SUPPLIED DATA Start Marker

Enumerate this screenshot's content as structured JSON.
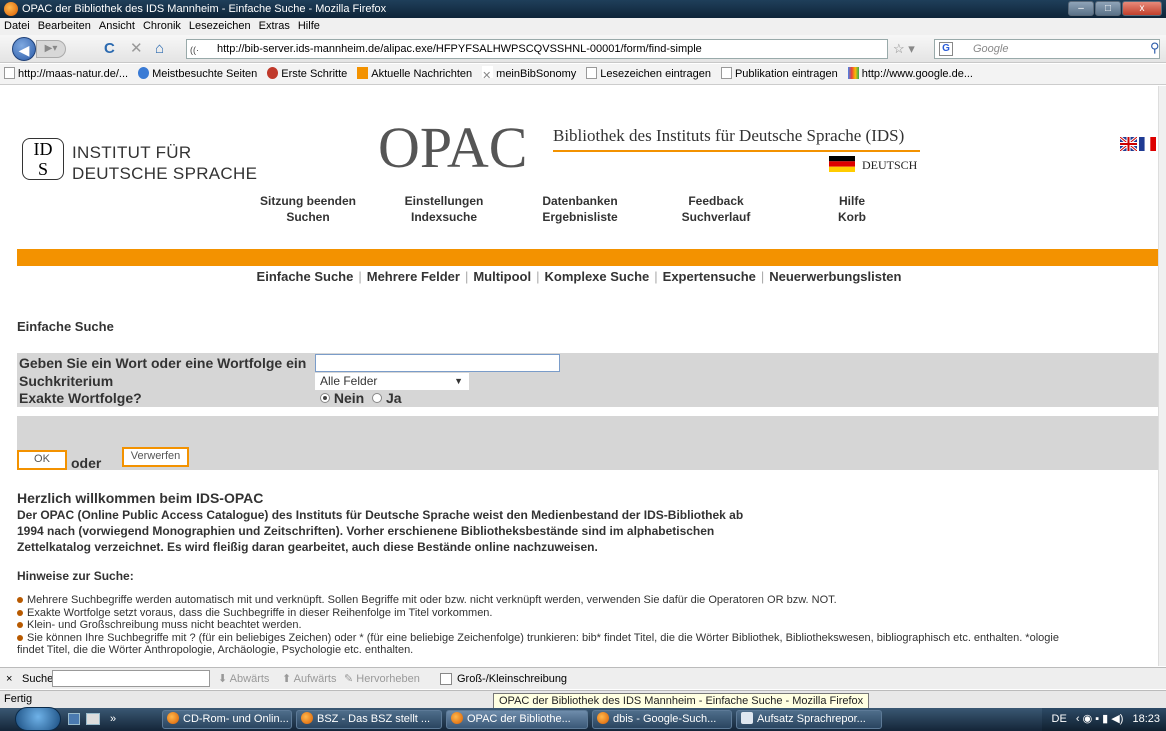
{
  "window": {
    "title": "OPAC der Bibliothek des IDS Mannheim - Einfache Suche - Mozilla Firefox",
    "minimize": "–",
    "maximize": "□",
    "close": "x"
  },
  "menubar": [
    "Datei",
    "Bearbeiten",
    "Ansicht",
    "Chronik",
    "Lesezeichen",
    "Extras",
    "Hilfe"
  ],
  "navbar": {
    "url": "http://bib-server.ids-mannheim.de/alipac.exe/HFPYFSALHWPSCQVSSHNL-00001/form/find-simple",
    "search_placeholder": "Google"
  },
  "bookmarks": [
    "http://maas-natur.de/...",
    "Meistbesuchte Seiten",
    "Erste Schritte",
    "Aktuelle Nachrichten",
    "meinBibSonomy",
    "Lesezeichen eintragen",
    "Publikation eintragen",
    "http://www.google.de..."
  ],
  "header": {
    "logo_mark": "IDS",
    "logo_line1": "INSTITUT FÜR",
    "logo_line2": "DEUTSCHE SPRACHE",
    "opac": "OPAC",
    "subtitle": "Bibliothek des Instituts für Deutsche Sprache (IDS)",
    "language": "DEUTSCH"
  },
  "topnav": [
    "Sitzung beenden",
    "Einstellungen",
    "Datenbanken",
    "Feedback",
    "Hilfe",
    "Suchen",
    "Indexsuche",
    "Ergebnisliste",
    "Suchverlauf",
    "Korb"
  ],
  "subnav": [
    "Einfache Suche",
    "Mehrere Felder",
    "Multipool",
    "Komplexe Suche",
    "Expertensuche",
    "Neuerwerbungslisten"
  ],
  "page_heading": "Einfache Suche",
  "form": {
    "word_label": "Geben Sie ein Wort oder eine Wortfolge ein",
    "word_value": "",
    "criterion_label": "Suchkriterium",
    "criterion_value": "Alle Felder",
    "exact_label": "Exakte Wortfolge?",
    "exact_no": "Nein",
    "exact_yes": "Ja",
    "ok_button": "OK",
    "oder": "oder",
    "reset_button": "Verwerfen"
  },
  "welcome": {
    "heading": "Herzlich willkommen beim IDS-OPAC",
    "text": "Der OPAC (Online Public Access Catalogue) des Instituts für Deutsche Sprache weist den Medienbestand der IDS-Bibliothek ab 1994 nach (vorwiegend Monographien und Zeitschriften). Vorher erschienene Bibliotheksbestände sind im alphabetischen Zettelkatalog verzeichnet. Es wird fleißig daran gearbeitet, auch diese Bestände online nachzuweisen."
  },
  "hints": {
    "heading": "Hinweise zur Suche:",
    "items": [
      "Mehrere Suchbegriffe werden automatisch mit und verknüpft. Sollen Begriffe mit oder bzw. nicht verknüpft werden, verwenden Sie dafür die Operatoren OR bzw. NOT.",
      "Exakte Wortfolge setzt voraus, dass die Suchbegriffe in dieser Reihenfolge im Titel vorkommen.",
      "Klein- und Großschreibung muss nicht beachtet werden.",
      "Sie können Ihre Suchbegriffe mit ? (für ein beliebiges Zeichen) oder * (für eine beliebige Zeichenfolge) trunkieren: bib* findet Titel, die die Wörter Bibliothek, Bibliothekswesen, bibliographisch etc. enthalten. *ologie",
      "findet Titel, die die Wörter Anthropologie, Archäologie, Psychologie etc. enthalten."
    ]
  },
  "findbar": {
    "close": "×",
    "label": "Suchen:",
    "down": "Abwärts",
    "up": "Aufwärts",
    "highlight": "Hervorheben",
    "case": "Groß-/Kleinschreibung"
  },
  "status": {
    "text": "Fertig",
    "tooltip": "OPAC der Bibliothek des IDS Mannheim - Einfache Suche - Mozilla Firefox"
  },
  "taskbar": {
    "quick_more": "»",
    "tasks": [
      "CD-Rom- und Onlin...",
      "BSZ - Das BSZ stellt ...",
      "OPAC der Bibliothe...",
      "dbis - Google-Such...",
      "Aufsatz Sprachrepor..."
    ],
    "lang": "DE",
    "time": "18:23"
  }
}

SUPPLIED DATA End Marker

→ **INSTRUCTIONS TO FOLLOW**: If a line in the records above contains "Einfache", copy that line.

→ **SOLUTION**:
    "title": "OPAC der Bibliothek des IDS Mannheim - Einfache Suche - Mozilla Firefox",
    "Einfache Suche",
  "page_heading": "Einfache Suche",
    "tooltip": "OPAC der Bibliothek des IDS Mannheim - Einfache Suche - Mozilla Firefox"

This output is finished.